Directions for this task => In full and without change, repeat the records shown below.

*** Opening of Supplied data ***

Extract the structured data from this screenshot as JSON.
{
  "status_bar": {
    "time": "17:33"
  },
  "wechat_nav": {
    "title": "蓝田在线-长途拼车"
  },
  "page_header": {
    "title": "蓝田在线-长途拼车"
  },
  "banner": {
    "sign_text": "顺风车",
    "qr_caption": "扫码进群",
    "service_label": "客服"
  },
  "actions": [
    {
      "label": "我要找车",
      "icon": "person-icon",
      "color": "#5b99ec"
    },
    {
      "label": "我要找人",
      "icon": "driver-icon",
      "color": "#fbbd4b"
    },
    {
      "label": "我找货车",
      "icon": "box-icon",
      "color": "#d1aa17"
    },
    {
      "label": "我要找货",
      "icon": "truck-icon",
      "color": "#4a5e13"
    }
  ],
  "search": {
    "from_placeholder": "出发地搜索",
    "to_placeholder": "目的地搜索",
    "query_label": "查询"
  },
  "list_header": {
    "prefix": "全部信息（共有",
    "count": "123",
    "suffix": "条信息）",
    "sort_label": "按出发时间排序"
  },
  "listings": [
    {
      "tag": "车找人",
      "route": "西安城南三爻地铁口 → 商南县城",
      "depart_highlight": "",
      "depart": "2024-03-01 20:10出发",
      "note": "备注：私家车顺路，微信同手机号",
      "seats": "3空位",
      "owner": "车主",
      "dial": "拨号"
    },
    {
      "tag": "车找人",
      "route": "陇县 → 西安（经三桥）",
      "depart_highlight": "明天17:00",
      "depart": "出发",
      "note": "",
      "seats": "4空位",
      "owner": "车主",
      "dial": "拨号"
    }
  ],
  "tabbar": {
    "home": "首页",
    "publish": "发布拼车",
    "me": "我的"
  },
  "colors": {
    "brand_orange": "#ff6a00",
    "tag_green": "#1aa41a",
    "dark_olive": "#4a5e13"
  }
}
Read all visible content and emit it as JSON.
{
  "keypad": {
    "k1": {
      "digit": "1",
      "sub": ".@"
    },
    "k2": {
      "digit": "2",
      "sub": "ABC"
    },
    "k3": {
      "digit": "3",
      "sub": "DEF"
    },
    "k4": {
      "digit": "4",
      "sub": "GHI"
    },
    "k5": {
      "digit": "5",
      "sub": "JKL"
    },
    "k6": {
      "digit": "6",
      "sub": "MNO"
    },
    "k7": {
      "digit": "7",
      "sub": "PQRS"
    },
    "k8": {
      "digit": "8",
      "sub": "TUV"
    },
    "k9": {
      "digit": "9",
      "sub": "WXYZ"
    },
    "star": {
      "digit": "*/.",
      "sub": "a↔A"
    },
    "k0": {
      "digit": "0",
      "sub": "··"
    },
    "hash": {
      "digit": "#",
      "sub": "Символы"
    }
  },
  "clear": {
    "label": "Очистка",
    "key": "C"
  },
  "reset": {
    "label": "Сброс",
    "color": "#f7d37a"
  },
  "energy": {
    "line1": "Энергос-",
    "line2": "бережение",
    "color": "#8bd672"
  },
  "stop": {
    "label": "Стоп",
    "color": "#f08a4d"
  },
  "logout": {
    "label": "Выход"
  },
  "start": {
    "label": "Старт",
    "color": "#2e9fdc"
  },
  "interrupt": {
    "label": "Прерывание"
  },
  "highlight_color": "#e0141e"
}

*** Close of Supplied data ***

Answer section =>
Extract the structured data from this screenshot as JSON.
{
  "status_bar": {
    "time": "17:33"
  },
  "wechat_nav": {
    "title": "蓝田在线-长途拼车"
  },
  "page_header": {
    "title": "蓝田在线-长途拼车"
  },
  "banner": {
    "sign_text": "顺风车",
    "qr_caption": "扫码进群",
    "service_label": "客服"
  },
  "actions": [
    {
      "label": "我要找车",
      "icon": "person-icon",
      "color": "#5b99ec"
    },
    {
      "label": "我要找人",
      "icon": "driver-icon",
      "color": "#fbbd4b"
    },
    {
      "label": "我找货车",
      "icon": "box-icon",
      "color": "#d1aa17"
    },
    {
      "label": "我要找货",
      "icon": "truck-icon",
      "color": "#4a5e13"
    }
  ],
  "search": {
    "from_placeholder": "出发地搜索",
    "to_placeholder": "目的地搜索",
    "query_label": "查询"
  },
  "list_header": {
    "prefix": "全部信息（共有",
    "count": "123",
    "suffix": "条信息）",
    "sort_label": "按出发时间排序"
  },
  "listings": [
    {
      "tag": "车找人",
      "route": "西安城南三爻地铁口 → 商南县城",
      "depart_highlight": "",
      "depart": "2024-03-01 20:10出发",
      "note": "备注：私家车顺路，微信同手机号",
      "seats": "3空位",
      "owner": "车主",
      "dial": "拨号"
    },
    {
      "tag": "车找人",
      "route": "陇县 → 西安（经三桥）",
      "depart_highlight": "明天17:00",
      "depart": "出发",
      "note": "",
      "seats": "4空位",
      "owner": "车主",
      "dial": "拨号"
    }
  ],
  "tabbar": {
    "home": "首页",
    "publish": "发布拼车",
    "me": "我的"
  },
  "colors": {
    "brand_orange": "#ff6a00",
    "tag_green": "#1aa41a",
    "dark_olive": "#4a5e13"
  }
}
Read all visible content and emit it as JSON.
{
  "keypad": {
    "k1": {
      "digit": "1",
      "sub": ".@"
    },
    "k2": {
      "digit": "2",
      "sub": "ABC"
    },
    "k3": {
      "digit": "3",
      "sub": "DEF"
    },
    "k4": {
      "digit": "4",
      "sub": "GHI"
    },
    "k5": {
      "digit": "5",
      "sub": "JKL"
    },
    "k6": {
      "digit": "6",
      "sub": "MNO"
    },
    "k7": {
      "digit": "7",
      "sub": "PQRS"
    },
    "k8": {
      "digit": "8",
      "sub": "TUV"
    },
    "k9": {
      "digit": "9",
      "sub": "WXYZ"
    },
    "star": {
      "digit": "*/.",
      "sub": "a↔A"
    },
    "k0": {
      "digit": "0",
      "sub": "··"
    },
    "hash": {
      "digit": "#",
      "sub": "Символы"
    }
  },
  "clear": {
    "label": "Очистка",
    "key": "C"
  },
  "reset": {
    "label": "Сброс",
    "color": "#f7d37a"
  },
  "energy": {
    "line1": "Энергос-",
    "line2": "бережение",
    "color": "#8bd672"
  },
  "stop": {
    "label": "Стоп",
    "color": "#f08a4d"
  },
  "logout": {
    "label": "Выход"
  },
  "start": {
    "label": "Старт",
    "color": "#2e9fdc"
  },
  "interrupt": {
    "label": "Прерывание"
  },
  "highlight_color": "#e0141e"
}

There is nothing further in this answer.